▶ The input
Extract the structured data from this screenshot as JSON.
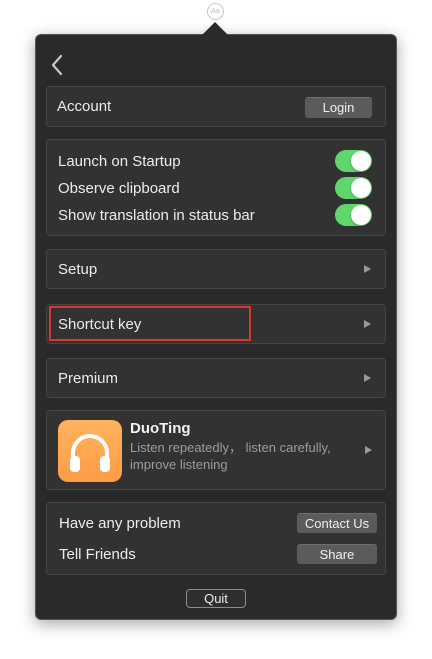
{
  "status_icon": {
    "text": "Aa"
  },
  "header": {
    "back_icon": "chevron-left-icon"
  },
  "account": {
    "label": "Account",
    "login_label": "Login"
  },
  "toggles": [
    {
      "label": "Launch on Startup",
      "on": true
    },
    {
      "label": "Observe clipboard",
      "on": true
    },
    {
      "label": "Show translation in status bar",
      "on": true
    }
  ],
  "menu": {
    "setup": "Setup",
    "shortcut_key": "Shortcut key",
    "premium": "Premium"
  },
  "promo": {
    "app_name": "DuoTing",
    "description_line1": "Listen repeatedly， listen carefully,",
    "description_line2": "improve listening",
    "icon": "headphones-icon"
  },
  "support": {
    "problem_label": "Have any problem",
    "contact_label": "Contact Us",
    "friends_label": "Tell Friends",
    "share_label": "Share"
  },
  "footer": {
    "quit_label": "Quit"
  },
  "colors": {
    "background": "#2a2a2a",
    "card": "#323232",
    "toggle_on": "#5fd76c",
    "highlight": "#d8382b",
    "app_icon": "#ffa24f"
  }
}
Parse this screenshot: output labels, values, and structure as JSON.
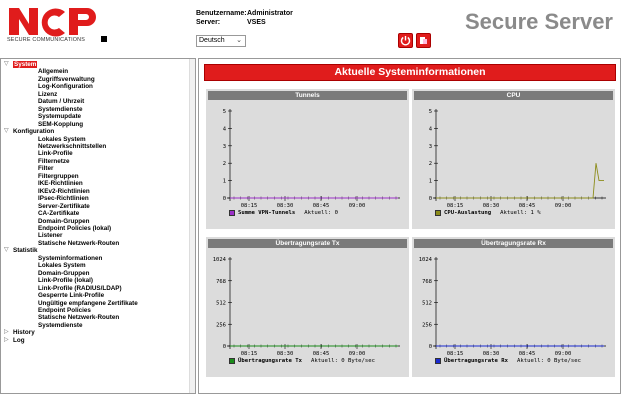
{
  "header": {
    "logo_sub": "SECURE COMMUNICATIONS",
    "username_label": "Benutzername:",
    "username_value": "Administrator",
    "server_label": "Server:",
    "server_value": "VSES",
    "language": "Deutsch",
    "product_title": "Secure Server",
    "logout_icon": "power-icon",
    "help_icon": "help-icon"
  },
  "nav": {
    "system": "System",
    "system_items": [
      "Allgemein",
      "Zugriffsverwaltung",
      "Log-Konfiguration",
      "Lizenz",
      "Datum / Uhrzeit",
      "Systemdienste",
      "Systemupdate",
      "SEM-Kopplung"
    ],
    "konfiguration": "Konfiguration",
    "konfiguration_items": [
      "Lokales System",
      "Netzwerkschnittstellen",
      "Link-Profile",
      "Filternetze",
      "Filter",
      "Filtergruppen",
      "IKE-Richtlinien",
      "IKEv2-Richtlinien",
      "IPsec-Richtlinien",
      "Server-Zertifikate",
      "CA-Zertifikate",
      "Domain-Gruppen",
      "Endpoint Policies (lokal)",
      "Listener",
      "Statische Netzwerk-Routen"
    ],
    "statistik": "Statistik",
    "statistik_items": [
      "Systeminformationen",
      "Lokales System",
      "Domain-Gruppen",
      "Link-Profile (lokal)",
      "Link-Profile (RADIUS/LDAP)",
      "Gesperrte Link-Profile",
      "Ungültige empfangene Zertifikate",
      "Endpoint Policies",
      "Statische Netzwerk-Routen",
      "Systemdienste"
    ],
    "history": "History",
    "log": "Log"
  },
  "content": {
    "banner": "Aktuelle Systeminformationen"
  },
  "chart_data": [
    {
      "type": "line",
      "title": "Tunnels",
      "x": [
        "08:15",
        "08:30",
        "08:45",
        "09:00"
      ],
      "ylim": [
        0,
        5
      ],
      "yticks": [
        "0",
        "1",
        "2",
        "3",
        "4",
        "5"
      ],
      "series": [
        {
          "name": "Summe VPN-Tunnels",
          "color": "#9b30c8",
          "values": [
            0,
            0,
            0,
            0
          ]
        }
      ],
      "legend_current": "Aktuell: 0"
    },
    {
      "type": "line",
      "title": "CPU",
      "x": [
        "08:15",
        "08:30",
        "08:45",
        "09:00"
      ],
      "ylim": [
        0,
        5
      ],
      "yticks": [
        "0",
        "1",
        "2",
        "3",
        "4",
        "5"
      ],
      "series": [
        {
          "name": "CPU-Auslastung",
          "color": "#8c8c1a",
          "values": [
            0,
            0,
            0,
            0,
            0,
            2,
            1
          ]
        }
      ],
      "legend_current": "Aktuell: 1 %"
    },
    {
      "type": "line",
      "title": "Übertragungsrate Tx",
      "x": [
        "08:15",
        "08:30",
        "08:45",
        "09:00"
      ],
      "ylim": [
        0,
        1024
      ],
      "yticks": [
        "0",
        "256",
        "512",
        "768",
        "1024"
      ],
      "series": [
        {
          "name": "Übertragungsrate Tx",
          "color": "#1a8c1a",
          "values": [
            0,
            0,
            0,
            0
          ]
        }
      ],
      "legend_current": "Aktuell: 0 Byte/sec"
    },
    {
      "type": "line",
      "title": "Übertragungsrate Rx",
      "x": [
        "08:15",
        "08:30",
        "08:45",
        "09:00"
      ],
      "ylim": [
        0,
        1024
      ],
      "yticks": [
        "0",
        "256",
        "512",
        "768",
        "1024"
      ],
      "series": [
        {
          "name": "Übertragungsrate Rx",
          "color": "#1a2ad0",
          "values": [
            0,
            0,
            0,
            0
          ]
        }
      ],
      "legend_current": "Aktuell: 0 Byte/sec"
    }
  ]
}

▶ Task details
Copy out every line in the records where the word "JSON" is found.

▶ Finished task
Extract the structured data from this screenshot as JSON.
Parse this screenshot: output labels, values, and structure as JSON.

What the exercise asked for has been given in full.